#### WORK ORDER:
Your copy should match the entries exactly, with no images carried over.
┌──
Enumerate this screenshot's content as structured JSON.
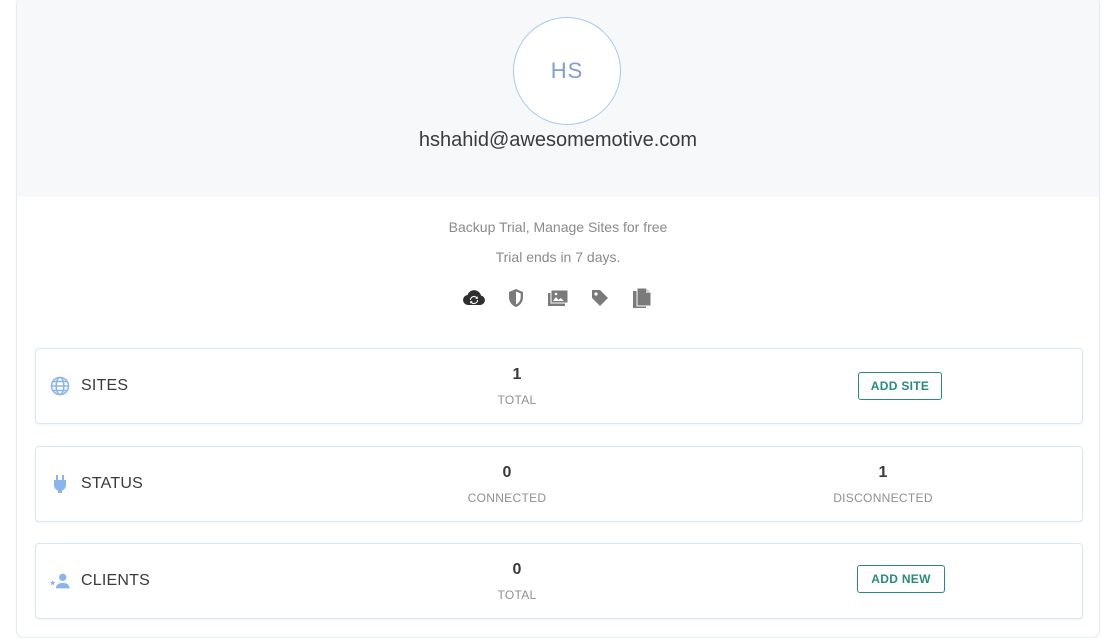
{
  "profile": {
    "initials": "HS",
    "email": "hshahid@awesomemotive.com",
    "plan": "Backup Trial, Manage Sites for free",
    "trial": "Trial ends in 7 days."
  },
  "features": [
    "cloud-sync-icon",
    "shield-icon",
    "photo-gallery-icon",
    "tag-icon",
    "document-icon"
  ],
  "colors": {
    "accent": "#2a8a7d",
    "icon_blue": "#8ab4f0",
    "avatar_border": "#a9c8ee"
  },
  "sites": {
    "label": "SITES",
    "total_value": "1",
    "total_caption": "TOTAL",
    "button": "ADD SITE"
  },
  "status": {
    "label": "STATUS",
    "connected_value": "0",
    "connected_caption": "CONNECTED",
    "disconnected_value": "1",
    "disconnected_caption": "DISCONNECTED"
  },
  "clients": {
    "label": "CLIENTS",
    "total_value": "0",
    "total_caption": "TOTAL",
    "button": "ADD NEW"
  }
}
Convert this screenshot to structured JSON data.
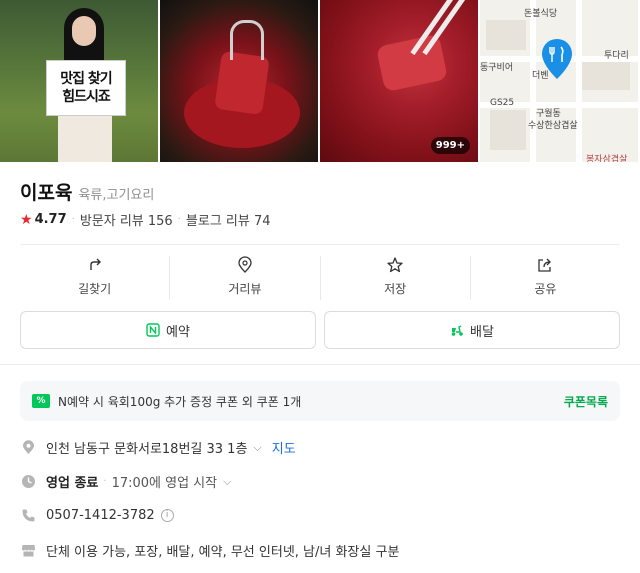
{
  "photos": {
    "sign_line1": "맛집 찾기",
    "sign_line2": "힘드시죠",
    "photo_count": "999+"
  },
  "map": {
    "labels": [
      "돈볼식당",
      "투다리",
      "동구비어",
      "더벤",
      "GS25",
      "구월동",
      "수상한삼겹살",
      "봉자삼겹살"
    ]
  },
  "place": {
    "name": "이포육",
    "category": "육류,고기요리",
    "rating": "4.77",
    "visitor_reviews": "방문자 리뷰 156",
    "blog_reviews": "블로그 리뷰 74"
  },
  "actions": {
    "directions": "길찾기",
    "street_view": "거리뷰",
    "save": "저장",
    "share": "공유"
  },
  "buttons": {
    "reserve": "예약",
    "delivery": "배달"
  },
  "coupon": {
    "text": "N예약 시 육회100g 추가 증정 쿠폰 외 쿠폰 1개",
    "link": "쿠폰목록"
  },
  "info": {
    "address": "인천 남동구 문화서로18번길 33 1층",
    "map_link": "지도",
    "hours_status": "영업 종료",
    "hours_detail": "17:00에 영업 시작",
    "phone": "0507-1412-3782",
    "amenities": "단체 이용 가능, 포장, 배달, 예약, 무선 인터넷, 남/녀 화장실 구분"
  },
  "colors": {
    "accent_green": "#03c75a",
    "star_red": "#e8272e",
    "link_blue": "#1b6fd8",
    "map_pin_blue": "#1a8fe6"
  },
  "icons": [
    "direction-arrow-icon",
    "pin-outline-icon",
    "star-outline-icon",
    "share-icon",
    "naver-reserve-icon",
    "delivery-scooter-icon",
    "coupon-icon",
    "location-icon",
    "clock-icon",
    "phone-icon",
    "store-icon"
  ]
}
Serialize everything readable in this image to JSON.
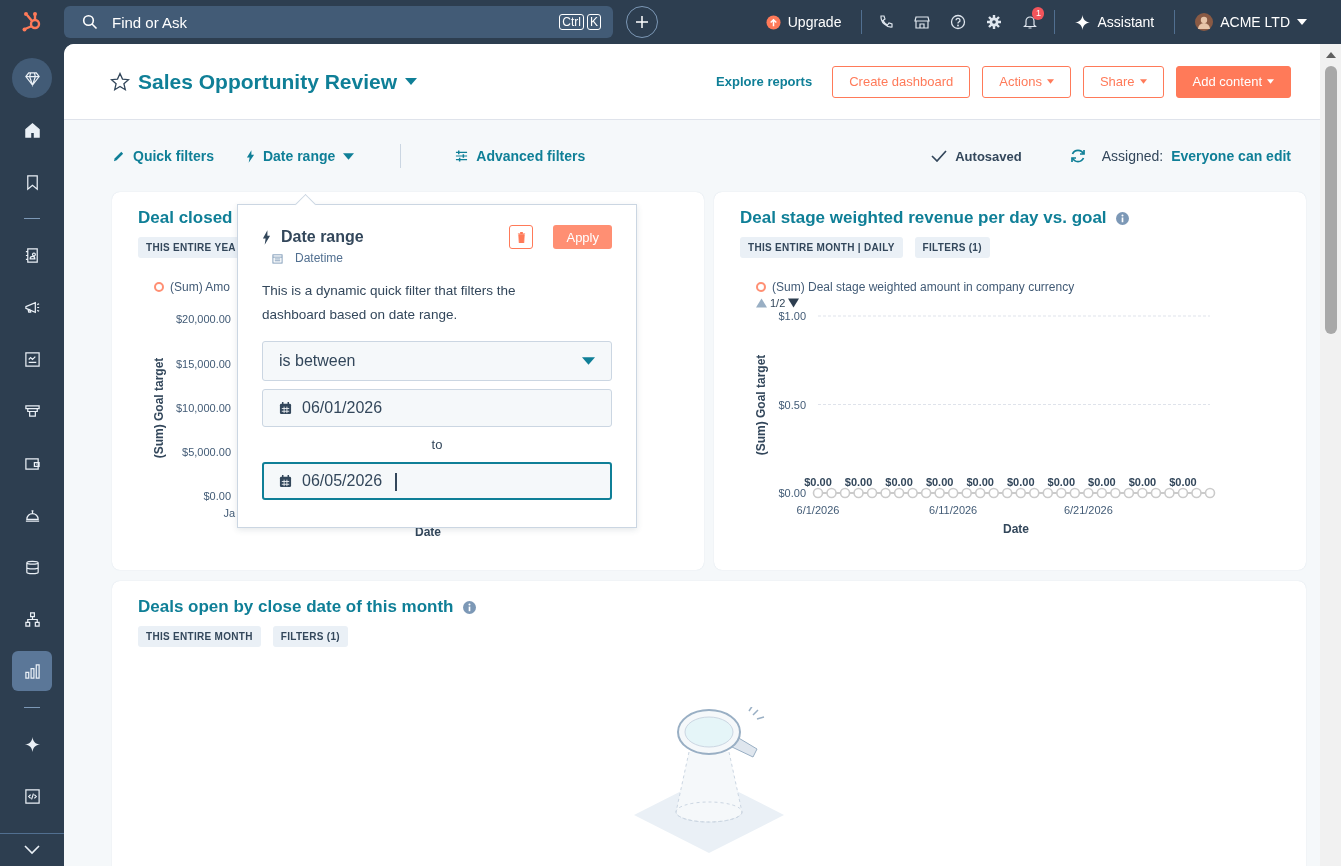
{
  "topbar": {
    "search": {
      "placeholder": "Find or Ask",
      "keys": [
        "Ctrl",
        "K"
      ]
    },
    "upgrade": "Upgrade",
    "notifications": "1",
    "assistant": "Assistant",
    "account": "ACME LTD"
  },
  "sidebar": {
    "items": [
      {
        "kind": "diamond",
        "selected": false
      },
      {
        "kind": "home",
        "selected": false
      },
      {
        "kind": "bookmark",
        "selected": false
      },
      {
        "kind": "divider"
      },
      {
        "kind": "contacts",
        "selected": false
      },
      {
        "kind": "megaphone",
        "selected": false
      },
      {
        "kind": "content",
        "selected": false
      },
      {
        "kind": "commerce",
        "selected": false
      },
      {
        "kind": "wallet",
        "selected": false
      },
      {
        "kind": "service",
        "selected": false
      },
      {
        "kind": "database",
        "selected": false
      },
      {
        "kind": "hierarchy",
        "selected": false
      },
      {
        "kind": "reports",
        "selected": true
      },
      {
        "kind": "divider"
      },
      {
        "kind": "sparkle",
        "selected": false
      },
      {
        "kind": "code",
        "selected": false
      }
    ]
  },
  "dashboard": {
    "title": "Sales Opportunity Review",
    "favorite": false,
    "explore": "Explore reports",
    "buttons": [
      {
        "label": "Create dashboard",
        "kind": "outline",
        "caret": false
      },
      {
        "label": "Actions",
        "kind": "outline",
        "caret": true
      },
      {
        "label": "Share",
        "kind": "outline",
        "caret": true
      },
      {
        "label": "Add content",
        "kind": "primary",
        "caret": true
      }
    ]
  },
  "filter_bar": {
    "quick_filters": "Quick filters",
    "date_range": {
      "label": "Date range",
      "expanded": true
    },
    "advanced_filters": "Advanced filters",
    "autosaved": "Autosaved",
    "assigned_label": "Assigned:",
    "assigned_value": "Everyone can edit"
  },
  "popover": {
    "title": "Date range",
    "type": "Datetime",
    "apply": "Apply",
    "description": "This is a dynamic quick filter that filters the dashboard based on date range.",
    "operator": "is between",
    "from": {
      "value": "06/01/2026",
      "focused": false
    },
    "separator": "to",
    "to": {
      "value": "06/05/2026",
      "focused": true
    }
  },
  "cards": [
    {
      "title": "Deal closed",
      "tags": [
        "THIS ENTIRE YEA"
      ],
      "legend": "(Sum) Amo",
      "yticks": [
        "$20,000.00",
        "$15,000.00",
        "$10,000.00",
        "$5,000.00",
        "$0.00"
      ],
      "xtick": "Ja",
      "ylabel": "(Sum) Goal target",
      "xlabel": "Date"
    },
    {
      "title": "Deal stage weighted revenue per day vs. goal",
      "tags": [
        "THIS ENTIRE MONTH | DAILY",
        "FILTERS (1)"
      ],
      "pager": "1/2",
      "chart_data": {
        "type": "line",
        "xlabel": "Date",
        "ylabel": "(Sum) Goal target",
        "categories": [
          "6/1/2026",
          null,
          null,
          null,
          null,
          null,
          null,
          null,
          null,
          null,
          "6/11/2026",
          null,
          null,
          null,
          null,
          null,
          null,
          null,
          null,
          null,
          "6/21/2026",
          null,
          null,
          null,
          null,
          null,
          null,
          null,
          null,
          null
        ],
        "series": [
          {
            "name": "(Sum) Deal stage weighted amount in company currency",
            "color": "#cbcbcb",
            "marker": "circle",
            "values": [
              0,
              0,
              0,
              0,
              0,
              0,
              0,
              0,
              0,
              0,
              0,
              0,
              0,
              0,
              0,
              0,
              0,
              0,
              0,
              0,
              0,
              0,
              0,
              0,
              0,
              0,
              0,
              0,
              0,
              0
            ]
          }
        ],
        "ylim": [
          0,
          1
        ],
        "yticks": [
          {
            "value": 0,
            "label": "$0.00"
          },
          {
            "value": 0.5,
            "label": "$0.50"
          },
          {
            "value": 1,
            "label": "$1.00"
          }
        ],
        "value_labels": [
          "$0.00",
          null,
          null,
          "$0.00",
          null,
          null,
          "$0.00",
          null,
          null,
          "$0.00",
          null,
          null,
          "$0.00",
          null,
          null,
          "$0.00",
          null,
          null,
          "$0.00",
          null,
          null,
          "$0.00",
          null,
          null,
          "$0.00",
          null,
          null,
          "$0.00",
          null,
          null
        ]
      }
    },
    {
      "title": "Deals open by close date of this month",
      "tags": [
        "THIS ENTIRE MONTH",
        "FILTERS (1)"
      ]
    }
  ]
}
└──
#### RESULT BELOW:
Enumerate this screenshot's content as structured JSON.
{
  "profile": {
    "initials": "HS",
    "email": "hshahid@awesomemotive.com",
    "plan": "Backup Trial, Manage Sites for free",
    "trial": "Trial ends in 7 days."
  },
  "features": [
    "cloud-sync-icon",
    "shield-icon",
    "photo-gallery-icon",
    "tag-icon",
    "document-icon"
  ],
  "colors": {
    "accent": "#2a8a7d",
    "icon_blue": "#8ab4f0",
    "avatar_border": "#a9c8ee"
  },
  "sites": {
    "label": "SITES",
    "total_value": "1",
    "total_caption": "TOTAL",
    "button": "ADD SITE"
  },
  "status": {
    "label": "STATUS",
    "connected_value": "0",
    "connected_caption": "CONNECTED",
    "disconnected_value": "1",
    "disconnected_caption": "DISCONNECTED"
  },
  "clients": {
    "label": "CLIENTS",
    "total_value": "0",
    "total_caption": "TOTAL",
    "button": "ADD NEW"
  }
}
Convert this screenshot to structured JSON data.
{
  "photos": {
    "sign_line1": "맛집 찾기",
    "sign_line2": "힘드시죠",
    "photo_count": "999+"
  },
  "map": {
    "labels": [
      "돈볼식당",
      "투다리",
      "동구비어",
      "더벤",
      "GS25",
      "구월동",
      "수상한삼겹살",
      "봉자삼겹살"
    ]
  },
  "place": {
    "name": "이포육",
    "category": "육류,고기요리",
    "rating": "4.77",
    "visitor_reviews": "방문자 리뷰 156",
    "blog_reviews": "블로그 리뷰 74"
  },
  "actions": {
    "directions": "길찾기",
    "street_view": "거리뷰",
    "save": "저장",
    "share": "공유"
  },
  "buttons": {
    "reserve": "예약",
    "delivery": "배달"
  },
  "coupon": {
    "text": "N예약 시 육회100g 추가 증정 쿠폰 외 쿠폰 1개",
    "link": "쿠폰목록"
  },
  "info": {
    "address": "인천 남동구 문화서로18번길 33 1층",
    "map_link": "지도",
    "hours_status": "영업 종료",
    "hours_detail": "17:00에 영업 시작",
    "phone": "0507-1412-3782",
    "amenities": "단체 이용 가능, 포장, 배달, 예약, 무선 인터넷, 남/녀 화장실 구분"
  },
  "colors": {
    "accent_green": "#03c75a",
    "star_red": "#e8272e",
    "link_blue": "#1b6fd8",
    "map_pin_blue": "#1a8fe6"
  },
  "icons": [
    "direction-arrow-icon",
    "pin-outline-icon",
    "star-outline-icon",
    "share-icon",
    "naver-reserve-icon",
    "delivery-scooter-icon",
    "coupon-icon",
    "location-icon",
    "clock-icon",
    "phone-icon",
    "store-icon"
  ]
}
Serialize everything readable in this image to JSON.
{
  "topbar": {
    "search": {
      "placeholder": "Find or Ask",
      "keys": [
        "Ctrl",
        "K"
      ]
    },
    "upgrade": "Upgrade",
    "notifications": "1",
    "assistant": "Assistant",
    "account": "ACME LTD"
  },
  "sidebar": {
    "items": [
      {
        "kind": "diamond",
        "selected": false
      },
      {
        "kind": "home",
        "selected": false
      },
      {
        "kind": "bookmark",
        "selected": false
      },
      {
        "kind": "divider"
      },
      {
        "kind": "contacts",
        "selected": false
      },
      {
        "kind": "megaphone",
        "selected": false
      },
      {
        "kind": "content",
        "selected": false
      },
      {
        "kind": "commerce",
        "selected": false
      },
      {
        "kind": "wallet",
        "selected": false
      },
      {
        "kind": "service",
        "selected": false
      },
      {
        "kind": "database",
        "selected": false
      },
      {
        "kind": "hierarchy",
        "selected": false
      },
      {
        "kind": "reports",
        "selected": true
      },
      {
        "kind": "divider"
      },
      {
        "kind": "sparkle",
        "selected": false
      },
      {
        "kind": "code",
        "selected": false
      }
    ]
  },
  "dashboard": {
    "title": "Sales Opportunity Review",
    "favorite": false,
    "explore": "Explore reports",
    "buttons": [
      {
        "label": "Create dashboard",
        "kind": "outline",
        "caret": false
      },
      {
        "label": "Actions",
        "kind": "outline",
        "caret": true
      },
      {
        "label": "Share",
        "kind": "outline",
        "caret": true
      },
      {
        "label": "Add content",
        "kind": "primary",
        "caret": true
      }
    ]
  },
  "filter_bar": {
    "quick_filters": "Quick filters",
    "date_range": {
      "label": "Date range",
      "expanded": true
    },
    "advanced_filters": "Advanced filters",
    "autosaved": "Autosaved",
    "assigned_label": "Assigned:",
    "assigned_value": "Everyone can edit"
  },
  "popover": {
    "title": "Date range",
    "type": "Datetime",
    "apply": "Apply",
    "description": "This is a dynamic quick filter that filters the dashboard based on date range.",
    "operator": "is between",
    "from": {
      "value": "06/01/2026",
      "focused": false
    },
    "separator": "to",
    "to": {
      "value": "06/05/2026",
      "focused": true
    }
  },
  "cards": [
    {
      "title": "Deal closed",
      "tags": [
        "THIS ENTIRE YEA"
      ],
      "legend": "(Sum) Amo",
      "yticks": [
        "$20,000.00",
        "$15,000.00",
        "$10,000.00",
        "$5,000.00",
        "$0.00"
      ],
      "xtick": "Ja",
      "ylabel": "(Sum) Goal target",
      "xlabel": "Date"
    },
    {
      "title": "Deal stage weighted revenue per day vs. goal",
      "tags": [
        "THIS ENTIRE MONTH | DAILY",
        "FILTERS (1)"
      ],
      "pager": "1/2",
      "chart_data": {
        "type": "line",
        "xlabel": "Date",
        "ylabel": "(Sum) Goal target",
        "categories": [
          "6/1/2026",
          null,
          null,
          null,
          null,
          null,
          null,
          null,
          null,
          null,
          "6/11/2026",
          null,
          null,
          null,
          null,
          null,
          null,
          null,
          null,
          null,
          "6/21/2026",
          null,
          null,
          null,
          null,
          null,
          null,
          null,
          null,
          null
        ],
        "series": [
          {
            "name": "(Sum) Deal stage weighted amount in company currency",
            "color": "#cbcbcb",
            "marker": "circle",
            "values": [
              0,
              0,
              0,
              0,
              0,
              0,
              0,
              0,
              0,
              0,
              0,
              0,
              0,
              0,
              0,
              0,
              0,
              0,
              0,
              0,
              0,
              0,
              0,
              0,
              0,
              0,
              0,
              0,
              0,
              0
            ]
          }
        ],
        "ylim": [
          0,
          1
        ],
        "yticks": [
          {
            "value": 0,
            "label": "$0.00"
          },
          {
            "value": 0.5,
            "label": "$0.50"
          },
          {
            "value": 1,
            "label": "$1.00"
          }
        ],
        "value_labels": [
          "$0.00",
          null,
          null,
          "$0.00",
          null,
          null,
          "$0.00",
          null,
          null,
          "$0.00",
          null,
          null,
          "$0.00",
          null,
          null,
          "$0.00",
          null,
          null,
          "$0.00",
          null,
          null,
          "$0.00",
          null,
          null,
          "$0.00",
          null,
          null,
          "$0.00",
          null,
          null
        ]
      }
    },
    {
      "title": "Deals open by close date of this month",
      "tags": [
        "THIS ENTIRE MONTH",
        "FILTERS (1)"
      ]
    }
  ]
}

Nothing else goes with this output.